Meta claims that MusicGen has been trained on 20,000 examples of licensed music, and 390,000 instrument-only tracks from ShutterStock and Pond5. This makes it different from other large language models in the fact that the training material isn’t just scraped from the Internet with no regard to licensing.
You have to hand to it Meta in that they appear to have gone out of their way to make sure that everything was on the up-and-up copyright-wise, although I think the reason was to avoid being pulled into new costly lawsuits instead of being benevolent.
Let’s Try It
But like most music AI’s on the market, the hype far exceeds the reality. MusicGen is a text to music generator, so all you have to do is describe your music (“80’s soft rock using a mandolin”) and in theory it will crank out music based on your description.
The problem is that you only get 12 seconds of music, and most of the time it’s way off the mark. I asked it simply for “Swedish Death Metal” (usually I’d make the description much more detailed) and after taking a couple of minutes to think, it came back with something so far off the mark I don’t know what to even call it. Any kind of metal it was not.
I asked it for “Dark folk music with a mandolin,” and after taking even more time to think, it generated something dronelike that wasn’t very dark, and only approximated a mandolin. I give it points for “Speed metal like Anthrax” where it approximated the machine-gun double bass drums and guitar distortion, but having to wait 2+ minutes for 12 so-so seconds of music isn’t much of an incentive to keep using it.

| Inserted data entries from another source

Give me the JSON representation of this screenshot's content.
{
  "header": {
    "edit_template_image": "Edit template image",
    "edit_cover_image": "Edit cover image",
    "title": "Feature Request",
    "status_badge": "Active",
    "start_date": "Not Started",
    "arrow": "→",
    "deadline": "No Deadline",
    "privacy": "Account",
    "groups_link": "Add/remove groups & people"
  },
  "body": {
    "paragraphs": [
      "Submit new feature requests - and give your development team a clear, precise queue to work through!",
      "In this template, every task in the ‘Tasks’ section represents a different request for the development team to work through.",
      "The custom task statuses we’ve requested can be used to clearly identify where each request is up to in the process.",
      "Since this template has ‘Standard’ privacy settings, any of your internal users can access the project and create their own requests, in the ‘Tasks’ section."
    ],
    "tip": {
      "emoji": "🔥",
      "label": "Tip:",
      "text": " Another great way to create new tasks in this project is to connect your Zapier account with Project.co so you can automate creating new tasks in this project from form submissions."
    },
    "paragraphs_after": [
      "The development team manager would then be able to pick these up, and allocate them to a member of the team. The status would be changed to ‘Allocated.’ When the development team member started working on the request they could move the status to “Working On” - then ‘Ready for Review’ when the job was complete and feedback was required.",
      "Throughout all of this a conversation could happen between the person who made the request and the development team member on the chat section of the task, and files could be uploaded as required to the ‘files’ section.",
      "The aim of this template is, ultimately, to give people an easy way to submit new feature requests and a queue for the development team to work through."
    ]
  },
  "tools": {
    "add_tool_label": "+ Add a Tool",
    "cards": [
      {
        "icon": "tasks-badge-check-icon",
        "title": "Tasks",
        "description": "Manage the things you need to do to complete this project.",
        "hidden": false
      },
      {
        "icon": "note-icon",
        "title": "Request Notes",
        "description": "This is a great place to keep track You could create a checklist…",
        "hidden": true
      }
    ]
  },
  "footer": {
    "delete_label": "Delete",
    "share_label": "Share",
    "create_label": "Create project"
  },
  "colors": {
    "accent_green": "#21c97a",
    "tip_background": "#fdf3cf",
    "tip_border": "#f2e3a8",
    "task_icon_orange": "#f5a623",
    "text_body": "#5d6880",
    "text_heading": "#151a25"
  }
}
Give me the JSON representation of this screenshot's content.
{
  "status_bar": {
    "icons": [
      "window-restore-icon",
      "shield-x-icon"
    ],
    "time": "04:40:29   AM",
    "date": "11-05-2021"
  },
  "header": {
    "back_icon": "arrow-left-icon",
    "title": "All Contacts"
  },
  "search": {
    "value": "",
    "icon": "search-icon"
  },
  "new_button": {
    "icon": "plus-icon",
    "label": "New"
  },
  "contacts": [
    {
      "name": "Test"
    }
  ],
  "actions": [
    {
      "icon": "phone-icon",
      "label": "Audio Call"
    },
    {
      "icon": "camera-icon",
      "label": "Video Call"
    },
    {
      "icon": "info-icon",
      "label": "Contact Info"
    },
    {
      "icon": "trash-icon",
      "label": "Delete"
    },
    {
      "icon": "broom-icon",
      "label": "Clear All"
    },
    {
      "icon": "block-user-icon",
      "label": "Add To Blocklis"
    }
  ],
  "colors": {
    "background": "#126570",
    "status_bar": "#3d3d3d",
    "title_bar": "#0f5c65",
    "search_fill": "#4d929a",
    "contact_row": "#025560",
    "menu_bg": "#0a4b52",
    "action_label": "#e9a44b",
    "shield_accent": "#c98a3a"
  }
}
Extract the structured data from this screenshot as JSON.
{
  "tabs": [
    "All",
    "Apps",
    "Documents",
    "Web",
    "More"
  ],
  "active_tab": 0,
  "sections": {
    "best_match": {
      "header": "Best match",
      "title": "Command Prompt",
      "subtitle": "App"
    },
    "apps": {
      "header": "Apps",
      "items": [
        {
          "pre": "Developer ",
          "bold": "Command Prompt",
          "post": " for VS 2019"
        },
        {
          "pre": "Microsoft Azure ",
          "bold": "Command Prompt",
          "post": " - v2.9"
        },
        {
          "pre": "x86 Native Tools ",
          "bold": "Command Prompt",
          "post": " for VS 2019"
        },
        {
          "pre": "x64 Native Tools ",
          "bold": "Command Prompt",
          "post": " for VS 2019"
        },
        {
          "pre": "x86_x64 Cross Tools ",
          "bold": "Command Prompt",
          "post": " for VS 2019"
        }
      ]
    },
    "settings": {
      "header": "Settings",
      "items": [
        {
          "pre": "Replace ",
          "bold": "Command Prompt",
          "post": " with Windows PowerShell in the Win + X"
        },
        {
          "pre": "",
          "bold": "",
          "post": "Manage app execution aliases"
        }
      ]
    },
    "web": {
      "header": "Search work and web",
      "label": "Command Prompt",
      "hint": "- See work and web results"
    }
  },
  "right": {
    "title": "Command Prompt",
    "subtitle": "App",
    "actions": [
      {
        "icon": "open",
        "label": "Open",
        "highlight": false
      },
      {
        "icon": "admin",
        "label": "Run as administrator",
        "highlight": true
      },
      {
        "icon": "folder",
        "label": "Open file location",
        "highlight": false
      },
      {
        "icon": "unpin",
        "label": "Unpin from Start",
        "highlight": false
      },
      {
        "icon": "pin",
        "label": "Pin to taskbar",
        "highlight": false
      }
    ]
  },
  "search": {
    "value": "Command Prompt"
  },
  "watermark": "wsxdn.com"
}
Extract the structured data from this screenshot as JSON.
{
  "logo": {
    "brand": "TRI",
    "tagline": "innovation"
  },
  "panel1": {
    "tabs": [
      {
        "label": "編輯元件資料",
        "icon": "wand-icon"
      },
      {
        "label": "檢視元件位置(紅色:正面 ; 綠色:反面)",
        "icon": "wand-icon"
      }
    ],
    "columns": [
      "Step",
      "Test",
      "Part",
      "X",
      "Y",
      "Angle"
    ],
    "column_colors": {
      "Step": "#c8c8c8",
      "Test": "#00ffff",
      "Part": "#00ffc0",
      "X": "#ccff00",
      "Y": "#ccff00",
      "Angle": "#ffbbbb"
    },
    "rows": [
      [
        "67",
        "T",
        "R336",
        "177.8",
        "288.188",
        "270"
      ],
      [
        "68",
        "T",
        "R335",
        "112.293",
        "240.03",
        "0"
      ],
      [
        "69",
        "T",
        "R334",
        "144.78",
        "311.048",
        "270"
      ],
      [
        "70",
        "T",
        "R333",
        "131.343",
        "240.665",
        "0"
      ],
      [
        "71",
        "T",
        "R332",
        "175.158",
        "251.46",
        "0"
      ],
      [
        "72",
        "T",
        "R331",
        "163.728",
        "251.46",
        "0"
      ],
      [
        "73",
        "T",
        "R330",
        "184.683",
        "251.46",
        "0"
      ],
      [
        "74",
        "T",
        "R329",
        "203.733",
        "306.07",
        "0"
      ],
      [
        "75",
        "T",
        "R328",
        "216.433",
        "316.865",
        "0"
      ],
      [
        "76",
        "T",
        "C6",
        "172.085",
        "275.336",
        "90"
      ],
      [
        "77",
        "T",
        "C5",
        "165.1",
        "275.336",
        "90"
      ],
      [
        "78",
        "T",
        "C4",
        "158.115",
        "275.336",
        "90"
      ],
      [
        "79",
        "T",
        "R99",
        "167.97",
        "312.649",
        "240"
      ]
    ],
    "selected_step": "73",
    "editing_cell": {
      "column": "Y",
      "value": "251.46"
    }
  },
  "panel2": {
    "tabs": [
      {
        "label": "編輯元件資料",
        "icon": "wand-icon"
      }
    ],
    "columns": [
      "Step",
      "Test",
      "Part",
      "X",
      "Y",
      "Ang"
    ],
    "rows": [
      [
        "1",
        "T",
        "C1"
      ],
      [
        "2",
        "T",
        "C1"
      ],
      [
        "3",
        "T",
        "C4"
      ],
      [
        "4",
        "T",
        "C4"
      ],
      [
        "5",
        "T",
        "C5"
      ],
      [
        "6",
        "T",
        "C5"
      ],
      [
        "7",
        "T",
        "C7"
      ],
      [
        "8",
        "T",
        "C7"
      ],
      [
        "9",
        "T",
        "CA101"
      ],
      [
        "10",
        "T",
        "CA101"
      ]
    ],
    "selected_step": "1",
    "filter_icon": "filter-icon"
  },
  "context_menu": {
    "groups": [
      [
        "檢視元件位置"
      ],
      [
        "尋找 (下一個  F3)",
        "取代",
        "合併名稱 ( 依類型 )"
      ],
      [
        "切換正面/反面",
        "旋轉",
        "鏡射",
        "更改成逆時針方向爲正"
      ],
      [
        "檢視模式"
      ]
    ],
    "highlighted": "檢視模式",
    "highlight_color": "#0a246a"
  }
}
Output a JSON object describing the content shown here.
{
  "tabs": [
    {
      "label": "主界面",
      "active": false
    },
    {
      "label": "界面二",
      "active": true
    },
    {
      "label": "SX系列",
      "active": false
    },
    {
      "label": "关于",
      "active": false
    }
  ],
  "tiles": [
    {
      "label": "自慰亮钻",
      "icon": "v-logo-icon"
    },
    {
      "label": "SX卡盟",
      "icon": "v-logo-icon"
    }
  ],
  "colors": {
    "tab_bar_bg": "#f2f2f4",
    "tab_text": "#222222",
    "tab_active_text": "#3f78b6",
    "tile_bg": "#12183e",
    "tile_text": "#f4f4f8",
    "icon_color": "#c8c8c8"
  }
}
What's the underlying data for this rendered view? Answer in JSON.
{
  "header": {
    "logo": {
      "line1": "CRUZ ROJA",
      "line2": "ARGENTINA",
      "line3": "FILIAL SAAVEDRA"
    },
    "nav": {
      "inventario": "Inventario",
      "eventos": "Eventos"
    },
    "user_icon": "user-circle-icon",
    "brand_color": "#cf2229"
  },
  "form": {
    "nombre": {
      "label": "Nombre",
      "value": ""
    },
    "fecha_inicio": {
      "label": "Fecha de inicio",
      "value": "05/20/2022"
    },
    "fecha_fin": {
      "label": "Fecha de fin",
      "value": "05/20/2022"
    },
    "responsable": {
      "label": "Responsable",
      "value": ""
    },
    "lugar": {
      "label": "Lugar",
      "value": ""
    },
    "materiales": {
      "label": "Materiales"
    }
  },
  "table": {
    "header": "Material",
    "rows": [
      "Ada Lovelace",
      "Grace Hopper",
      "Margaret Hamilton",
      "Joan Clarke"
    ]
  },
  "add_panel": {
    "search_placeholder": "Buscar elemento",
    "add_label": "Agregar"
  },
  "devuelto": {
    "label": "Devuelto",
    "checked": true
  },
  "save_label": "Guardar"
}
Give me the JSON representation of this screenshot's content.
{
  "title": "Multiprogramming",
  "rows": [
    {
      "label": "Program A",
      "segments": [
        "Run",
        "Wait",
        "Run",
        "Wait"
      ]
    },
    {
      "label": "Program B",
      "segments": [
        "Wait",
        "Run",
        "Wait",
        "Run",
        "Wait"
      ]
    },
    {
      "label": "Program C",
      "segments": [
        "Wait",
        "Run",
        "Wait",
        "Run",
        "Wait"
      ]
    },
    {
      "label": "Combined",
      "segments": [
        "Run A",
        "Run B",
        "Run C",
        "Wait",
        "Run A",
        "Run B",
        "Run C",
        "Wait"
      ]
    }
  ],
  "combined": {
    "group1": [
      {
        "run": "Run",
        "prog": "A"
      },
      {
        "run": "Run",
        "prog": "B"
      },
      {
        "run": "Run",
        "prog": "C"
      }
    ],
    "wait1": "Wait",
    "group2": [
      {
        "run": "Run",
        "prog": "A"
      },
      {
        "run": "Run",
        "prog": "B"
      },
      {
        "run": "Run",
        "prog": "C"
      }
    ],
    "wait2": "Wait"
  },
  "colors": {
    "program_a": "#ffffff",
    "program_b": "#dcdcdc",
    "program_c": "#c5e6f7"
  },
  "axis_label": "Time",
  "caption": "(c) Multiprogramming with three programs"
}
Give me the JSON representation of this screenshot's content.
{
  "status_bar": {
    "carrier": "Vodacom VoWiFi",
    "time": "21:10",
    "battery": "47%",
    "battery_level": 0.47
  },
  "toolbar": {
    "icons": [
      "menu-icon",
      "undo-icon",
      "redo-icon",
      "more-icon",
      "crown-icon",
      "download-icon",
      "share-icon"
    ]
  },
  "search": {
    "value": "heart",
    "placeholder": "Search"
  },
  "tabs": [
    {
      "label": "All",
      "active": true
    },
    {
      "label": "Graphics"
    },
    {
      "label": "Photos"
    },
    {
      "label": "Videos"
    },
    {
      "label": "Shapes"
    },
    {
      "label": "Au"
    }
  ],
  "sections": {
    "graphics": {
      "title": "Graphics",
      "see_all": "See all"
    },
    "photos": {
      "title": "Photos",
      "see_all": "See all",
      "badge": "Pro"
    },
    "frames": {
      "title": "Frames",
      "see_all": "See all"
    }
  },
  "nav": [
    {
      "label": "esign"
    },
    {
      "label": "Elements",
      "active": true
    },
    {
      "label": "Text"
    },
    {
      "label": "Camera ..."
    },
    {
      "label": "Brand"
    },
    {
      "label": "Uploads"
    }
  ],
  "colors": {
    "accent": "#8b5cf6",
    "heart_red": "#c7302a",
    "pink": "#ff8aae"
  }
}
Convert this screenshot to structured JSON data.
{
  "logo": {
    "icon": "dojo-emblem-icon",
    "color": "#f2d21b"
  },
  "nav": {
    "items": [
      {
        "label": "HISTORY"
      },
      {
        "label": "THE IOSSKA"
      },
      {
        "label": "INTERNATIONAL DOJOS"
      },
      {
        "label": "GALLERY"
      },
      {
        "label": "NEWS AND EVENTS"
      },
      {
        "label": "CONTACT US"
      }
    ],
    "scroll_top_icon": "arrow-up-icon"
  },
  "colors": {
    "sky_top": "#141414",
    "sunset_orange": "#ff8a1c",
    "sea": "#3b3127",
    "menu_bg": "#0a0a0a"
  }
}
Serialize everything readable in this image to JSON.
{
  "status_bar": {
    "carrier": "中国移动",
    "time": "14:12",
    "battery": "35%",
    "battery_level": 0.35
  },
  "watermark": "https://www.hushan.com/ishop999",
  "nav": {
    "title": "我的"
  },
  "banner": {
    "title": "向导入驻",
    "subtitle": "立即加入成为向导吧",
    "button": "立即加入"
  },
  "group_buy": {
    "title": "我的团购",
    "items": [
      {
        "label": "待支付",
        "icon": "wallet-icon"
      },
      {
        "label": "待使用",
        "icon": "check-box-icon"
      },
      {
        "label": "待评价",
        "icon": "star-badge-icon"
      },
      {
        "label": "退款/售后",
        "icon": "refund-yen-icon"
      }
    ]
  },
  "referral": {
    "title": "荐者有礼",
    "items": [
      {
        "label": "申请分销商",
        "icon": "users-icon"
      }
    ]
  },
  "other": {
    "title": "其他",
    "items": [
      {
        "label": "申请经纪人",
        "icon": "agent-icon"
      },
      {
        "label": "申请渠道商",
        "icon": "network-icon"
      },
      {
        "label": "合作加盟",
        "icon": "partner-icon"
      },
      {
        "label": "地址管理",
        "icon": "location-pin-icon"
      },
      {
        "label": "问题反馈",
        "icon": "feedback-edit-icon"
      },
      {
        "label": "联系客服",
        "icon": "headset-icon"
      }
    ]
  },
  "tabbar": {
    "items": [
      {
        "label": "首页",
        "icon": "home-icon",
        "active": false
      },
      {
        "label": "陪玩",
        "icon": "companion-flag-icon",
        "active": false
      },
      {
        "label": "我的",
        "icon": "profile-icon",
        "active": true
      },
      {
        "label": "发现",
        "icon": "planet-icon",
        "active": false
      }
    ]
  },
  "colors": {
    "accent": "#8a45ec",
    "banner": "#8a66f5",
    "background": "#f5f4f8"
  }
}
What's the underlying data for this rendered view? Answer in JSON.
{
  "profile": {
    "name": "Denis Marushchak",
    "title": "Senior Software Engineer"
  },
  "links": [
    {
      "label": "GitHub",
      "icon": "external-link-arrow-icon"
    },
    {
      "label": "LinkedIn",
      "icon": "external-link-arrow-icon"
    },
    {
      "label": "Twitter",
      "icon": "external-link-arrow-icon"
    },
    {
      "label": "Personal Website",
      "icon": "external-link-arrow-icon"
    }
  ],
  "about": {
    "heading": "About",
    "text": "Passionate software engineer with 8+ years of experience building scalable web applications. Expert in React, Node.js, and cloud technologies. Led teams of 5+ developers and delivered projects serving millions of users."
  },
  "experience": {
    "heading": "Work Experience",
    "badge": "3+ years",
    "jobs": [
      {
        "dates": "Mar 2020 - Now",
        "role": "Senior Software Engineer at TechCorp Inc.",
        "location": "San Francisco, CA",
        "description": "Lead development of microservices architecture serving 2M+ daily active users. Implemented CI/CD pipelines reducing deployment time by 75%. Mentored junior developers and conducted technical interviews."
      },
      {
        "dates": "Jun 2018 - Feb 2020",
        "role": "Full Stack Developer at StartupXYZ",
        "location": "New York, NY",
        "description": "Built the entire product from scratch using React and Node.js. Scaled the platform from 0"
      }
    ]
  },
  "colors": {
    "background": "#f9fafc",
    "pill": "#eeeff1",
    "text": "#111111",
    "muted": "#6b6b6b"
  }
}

It might be better if you use the Drop Audio Here upload to train it on what you want, but frankly I don’t want to be complicit with training it on unlicensed material, or exposing any music that I’m connected with to an AI, especially one owned by Meta.
AI Is Not A Sign Of Quality
I’ve been intensively playing with AI music apps for quite some time now in preparation for my upcoming AI For Music Production Course, and I have to say there are many apps and plugins that prove to be a huge disappointment in what they deliver.
They either have a very steep learning curve, have a limited output resolution, have restrictions on what you can monetize or copyright, or just plain crap output, along with a host of other limitations. Then there are the few that make music production faster and easier, and can provide some ideas that you’d never thought of.
Remember, just seeing “AI” attached to an app doesn’t necessarily mean it’s any good.
Click here to try MusicGen for yourself.